• _What the exercise asks_: Restate the data below word for word, and let no image into your version.

• _Provided information_:
================

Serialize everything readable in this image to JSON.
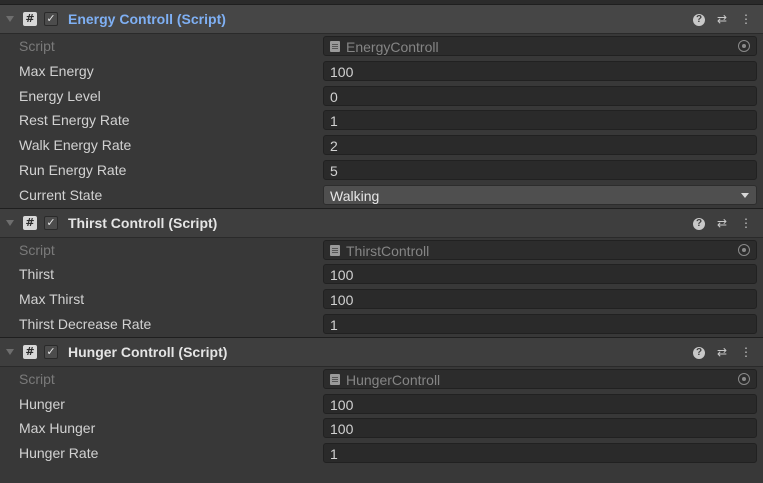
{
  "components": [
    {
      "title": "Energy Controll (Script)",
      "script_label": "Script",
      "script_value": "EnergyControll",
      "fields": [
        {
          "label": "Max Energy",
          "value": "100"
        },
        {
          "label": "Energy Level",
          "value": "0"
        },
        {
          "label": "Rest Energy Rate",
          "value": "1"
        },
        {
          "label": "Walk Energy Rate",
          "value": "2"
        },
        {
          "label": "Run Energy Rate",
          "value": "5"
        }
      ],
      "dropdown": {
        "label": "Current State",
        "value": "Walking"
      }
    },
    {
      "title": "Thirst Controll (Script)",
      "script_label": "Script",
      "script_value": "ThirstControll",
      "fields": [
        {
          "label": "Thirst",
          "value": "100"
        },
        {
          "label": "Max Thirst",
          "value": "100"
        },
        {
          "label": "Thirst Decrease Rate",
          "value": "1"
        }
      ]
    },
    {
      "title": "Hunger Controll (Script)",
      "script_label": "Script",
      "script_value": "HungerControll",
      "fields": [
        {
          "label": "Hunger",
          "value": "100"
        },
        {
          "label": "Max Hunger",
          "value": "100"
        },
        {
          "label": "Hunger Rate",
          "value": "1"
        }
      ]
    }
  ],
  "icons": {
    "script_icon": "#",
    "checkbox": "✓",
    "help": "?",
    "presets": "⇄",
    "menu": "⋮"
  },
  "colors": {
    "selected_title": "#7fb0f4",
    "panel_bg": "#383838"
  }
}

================

• _Reply to the exercise_:
Serialize everything readable in this image to JSON.
{
  "components": [
    {
      "title": "Energy Controll (Script)",
      "script_label": "Script",
      "script_value": "EnergyControll",
      "fields": [
        {
          "label": "Max Energy",
          "value": "100"
        },
        {
          "label": "Energy Level",
          "value": "0"
        },
        {
          "label": "Rest Energy Rate",
          "value": "1"
        },
        {
          "label": "Walk Energy Rate",
          "value": "2"
        },
        {
          "label": "Run Energy Rate",
          "value": "5"
        }
      ],
      "dropdown": {
        "label": "Current State",
        "value": "Walking"
      }
    },
    {
      "title": "Thirst Controll (Script)",
      "script_label": "Script",
      "script_value": "ThirstControll",
      "fields": [
        {
          "label": "Thirst",
          "value": "100"
        },
        {
          "label": "Max Thirst",
          "value": "100"
        },
        {
          "label": "Thirst Decrease Rate",
          "value": "1"
        }
      ]
    },
    {
      "title": "Hunger Controll (Script)",
      "script_label": "Script",
      "script_value": "HungerControll",
      "fields": [
        {
          "label": "Hunger",
          "value": "100"
        },
        {
          "label": "Max Hunger",
          "value": "100"
        },
        {
          "label": "Hunger Rate",
          "value": "1"
        }
      ]
    }
  ],
  "icons": {
    "script_icon": "#",
    "checkbox": "✓",
    "help": "?",
    "presets": "⇄",
    "menu": "⋮"
  },
  "colors": {
    "selected_title": "#7fb0f4",
    "panel_bg": "#383838"
  }
}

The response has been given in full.